With LGC, it’s been a very personal journey. The experiences I’ve had have changed and shaped my life and changed my perceptions on gender norms and what I can do to make a change. Not even just myself, but the change that everyone can make in the world. I don’t believe that greatness is reserved for a few. At some point I realized I have a voice, so let’s use it. I also surrounded myself with great humans that challenges me and teaches me constantly. Evolution happens every day.
You mentioned LGC has evolved over the years. How would you say it has changed or stayed the same?
In the beginning, I guess we didn’t know much what we were doing. It was a group of girls who wanted to get more girls into the sport. Jacky [Madenfrost] was really great at it. We skated how we knew – which was cruise around and some slides – and we filmed it. Then it became a worldwide phenomenon and we were like ‘What is going on!?’. No one was ready for it.
Also, in the beginning, the level of skating portrayed was much lower than it is now. The main reason behind that is that there were simply not that many great female longboarders in the world, at all. Many things have changed in the past 5 years, right? Back then we were stoked on seeing more girls trying it out and I think that is one of our biggest accomplishments and at the same time the secret on how we became so big. We didn’t get so many women and men into the sport by portraying anything crazy, but by showing girls who were learning and having fun together. That’s what made so many women think ‘Hey, that looks fun. That doesn’t look too scary. I can do that!’
Today, it’s hard for me to find the balance. I want to showcase the highest performing female skaters on LGC but also want to keep longboarding accessible. Humans are not only inspired by amazing stunts, many times just by things that are within reach.
In 2011, LGC was also being run by 4 people. Over the past two years, it’s just been me. When it was all of us, we wanted to promote and support women. Now it’s shifted a bit to a worldwide movement that seeks gender equality and provides real, healthy models to society. Supporting and promoting women, giving talks at conferences, educating and keep doing larger projects like OPEN.
I wouldn’t say the values have changed but I would say it has become a more active platform for gender equality.
Moving forward, what do you need from the industry to keep LGC going?
It’s been really hard because LGC doesn’t always get the financial support that it needs to be sustainable. We have gotten thousands of women and men into the sport which has been highly beneficial for the industry. I would love more support from them to keep doing what we do. If you don’t support the scene shakers and supporters, you’re lame.
Thanks Valeria! Any last words and key takeaways you’d like to leave the readers with?
Big shout-out to all the ladies out there who are doing their thing. Who are falling and getting up and doing it while everyone around them makes fun or think they are crazy. Worldwide movements are awesome cause they inspire individuals to act, but the real change always starts by one. That girl that despite her family or friends opinion is going for it, with a skateboard or with anything that keeps her fire alive, breaking one stereotype at a time. You are the one changing the world.

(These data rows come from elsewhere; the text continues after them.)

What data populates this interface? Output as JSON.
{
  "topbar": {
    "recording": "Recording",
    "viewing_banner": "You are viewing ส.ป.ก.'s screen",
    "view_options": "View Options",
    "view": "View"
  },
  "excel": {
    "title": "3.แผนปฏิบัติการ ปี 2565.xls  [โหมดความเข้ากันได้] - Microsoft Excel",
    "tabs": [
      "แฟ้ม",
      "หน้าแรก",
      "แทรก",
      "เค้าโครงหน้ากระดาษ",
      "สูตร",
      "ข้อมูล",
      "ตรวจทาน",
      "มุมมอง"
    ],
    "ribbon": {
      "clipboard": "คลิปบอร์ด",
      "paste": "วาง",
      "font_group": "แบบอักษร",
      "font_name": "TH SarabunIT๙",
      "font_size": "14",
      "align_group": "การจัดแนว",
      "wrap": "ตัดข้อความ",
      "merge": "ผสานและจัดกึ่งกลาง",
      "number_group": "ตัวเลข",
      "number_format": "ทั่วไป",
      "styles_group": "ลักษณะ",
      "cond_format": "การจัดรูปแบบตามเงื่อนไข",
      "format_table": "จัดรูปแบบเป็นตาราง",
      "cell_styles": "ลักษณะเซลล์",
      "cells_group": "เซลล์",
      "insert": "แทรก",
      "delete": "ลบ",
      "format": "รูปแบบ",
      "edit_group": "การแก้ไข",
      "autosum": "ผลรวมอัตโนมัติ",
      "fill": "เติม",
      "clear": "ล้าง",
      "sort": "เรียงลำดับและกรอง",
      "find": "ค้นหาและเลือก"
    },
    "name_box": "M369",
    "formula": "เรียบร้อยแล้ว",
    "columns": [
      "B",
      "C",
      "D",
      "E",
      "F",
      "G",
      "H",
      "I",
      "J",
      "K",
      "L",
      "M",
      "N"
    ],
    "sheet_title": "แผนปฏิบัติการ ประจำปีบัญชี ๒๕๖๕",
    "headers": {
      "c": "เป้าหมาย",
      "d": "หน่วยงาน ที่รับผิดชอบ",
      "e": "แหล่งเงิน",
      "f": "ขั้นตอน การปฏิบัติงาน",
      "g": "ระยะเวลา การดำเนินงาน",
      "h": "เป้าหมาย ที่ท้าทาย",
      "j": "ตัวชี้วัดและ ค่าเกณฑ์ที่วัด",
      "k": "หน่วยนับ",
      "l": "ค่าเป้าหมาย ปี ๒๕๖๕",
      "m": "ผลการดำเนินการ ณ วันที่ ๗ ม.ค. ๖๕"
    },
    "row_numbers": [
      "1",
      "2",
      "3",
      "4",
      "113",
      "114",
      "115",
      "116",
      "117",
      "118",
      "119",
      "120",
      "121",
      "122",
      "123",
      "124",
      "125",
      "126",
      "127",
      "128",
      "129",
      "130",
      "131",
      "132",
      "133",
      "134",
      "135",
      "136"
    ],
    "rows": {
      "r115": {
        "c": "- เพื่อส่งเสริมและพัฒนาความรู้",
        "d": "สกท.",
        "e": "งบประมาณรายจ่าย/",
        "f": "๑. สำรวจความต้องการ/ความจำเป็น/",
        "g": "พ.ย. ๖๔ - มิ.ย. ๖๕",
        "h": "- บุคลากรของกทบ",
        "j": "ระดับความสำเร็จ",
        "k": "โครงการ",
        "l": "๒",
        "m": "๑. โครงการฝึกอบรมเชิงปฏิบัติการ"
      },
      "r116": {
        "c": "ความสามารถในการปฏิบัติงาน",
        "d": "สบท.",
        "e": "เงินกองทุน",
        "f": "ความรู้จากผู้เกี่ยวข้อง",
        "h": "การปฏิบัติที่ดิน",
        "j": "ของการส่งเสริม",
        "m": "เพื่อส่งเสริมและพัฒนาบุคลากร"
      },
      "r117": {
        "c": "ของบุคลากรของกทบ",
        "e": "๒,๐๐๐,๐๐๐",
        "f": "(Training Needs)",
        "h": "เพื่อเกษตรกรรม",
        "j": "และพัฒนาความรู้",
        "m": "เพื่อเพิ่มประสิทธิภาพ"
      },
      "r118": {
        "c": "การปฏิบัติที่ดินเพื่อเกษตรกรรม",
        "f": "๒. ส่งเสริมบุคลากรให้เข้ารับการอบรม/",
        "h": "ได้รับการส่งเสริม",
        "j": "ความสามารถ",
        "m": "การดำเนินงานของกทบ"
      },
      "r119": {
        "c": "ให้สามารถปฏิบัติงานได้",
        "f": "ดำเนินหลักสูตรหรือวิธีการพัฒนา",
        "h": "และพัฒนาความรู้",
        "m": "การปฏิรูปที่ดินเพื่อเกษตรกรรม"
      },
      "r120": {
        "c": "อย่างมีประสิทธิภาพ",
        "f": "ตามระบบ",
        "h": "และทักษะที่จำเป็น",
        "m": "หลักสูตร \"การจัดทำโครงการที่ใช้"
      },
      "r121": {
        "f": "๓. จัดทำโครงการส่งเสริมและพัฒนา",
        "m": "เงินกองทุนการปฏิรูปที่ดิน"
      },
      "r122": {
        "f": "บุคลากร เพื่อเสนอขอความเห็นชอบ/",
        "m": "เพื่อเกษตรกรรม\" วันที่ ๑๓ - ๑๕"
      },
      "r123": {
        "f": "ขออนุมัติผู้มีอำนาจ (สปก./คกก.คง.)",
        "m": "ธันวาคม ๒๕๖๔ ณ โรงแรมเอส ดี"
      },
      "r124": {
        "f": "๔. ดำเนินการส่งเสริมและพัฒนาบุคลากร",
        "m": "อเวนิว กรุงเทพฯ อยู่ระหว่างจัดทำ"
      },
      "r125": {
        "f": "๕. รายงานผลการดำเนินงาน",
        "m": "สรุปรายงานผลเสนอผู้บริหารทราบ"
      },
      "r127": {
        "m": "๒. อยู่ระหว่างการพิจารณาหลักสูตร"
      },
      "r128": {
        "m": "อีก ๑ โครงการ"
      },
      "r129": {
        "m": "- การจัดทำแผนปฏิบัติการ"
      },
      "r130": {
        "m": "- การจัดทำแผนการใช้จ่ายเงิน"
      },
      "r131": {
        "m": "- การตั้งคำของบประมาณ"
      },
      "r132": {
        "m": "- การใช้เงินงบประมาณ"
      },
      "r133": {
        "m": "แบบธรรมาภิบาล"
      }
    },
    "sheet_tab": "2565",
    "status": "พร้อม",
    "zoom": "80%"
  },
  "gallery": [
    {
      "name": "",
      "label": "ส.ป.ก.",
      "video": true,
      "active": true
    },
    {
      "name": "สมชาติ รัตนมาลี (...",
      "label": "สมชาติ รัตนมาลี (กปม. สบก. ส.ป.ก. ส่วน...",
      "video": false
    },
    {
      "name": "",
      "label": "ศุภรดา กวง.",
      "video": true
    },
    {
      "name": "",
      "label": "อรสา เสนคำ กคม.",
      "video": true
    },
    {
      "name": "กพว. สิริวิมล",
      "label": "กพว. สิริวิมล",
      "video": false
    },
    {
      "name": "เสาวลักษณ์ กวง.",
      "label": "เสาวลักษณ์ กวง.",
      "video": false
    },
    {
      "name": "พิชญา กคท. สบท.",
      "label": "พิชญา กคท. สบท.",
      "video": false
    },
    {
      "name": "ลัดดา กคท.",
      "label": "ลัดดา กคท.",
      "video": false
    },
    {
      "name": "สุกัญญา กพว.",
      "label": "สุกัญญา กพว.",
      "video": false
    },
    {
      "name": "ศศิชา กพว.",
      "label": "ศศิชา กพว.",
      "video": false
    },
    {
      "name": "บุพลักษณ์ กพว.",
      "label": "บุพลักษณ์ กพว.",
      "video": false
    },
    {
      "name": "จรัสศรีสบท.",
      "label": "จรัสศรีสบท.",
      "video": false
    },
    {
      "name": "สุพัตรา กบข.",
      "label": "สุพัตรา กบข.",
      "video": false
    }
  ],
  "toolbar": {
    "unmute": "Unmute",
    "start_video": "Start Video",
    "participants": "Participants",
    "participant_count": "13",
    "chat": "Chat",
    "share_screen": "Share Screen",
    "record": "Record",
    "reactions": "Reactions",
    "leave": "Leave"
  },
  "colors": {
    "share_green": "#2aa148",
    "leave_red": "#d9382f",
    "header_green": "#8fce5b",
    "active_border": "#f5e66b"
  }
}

Also, big shout out to Concrete Wave Skateshop Cologne, Icone Longboards and Noelia Otegui for their faith and help towards Longboard Girls Crew. To all the LGC Ambassadors, thank you!
And thank you Cindy for everything you’re doing, love you buddy.
To find out more about Longboard Girls Crew, head to their website: http://longboardgirlscrew.com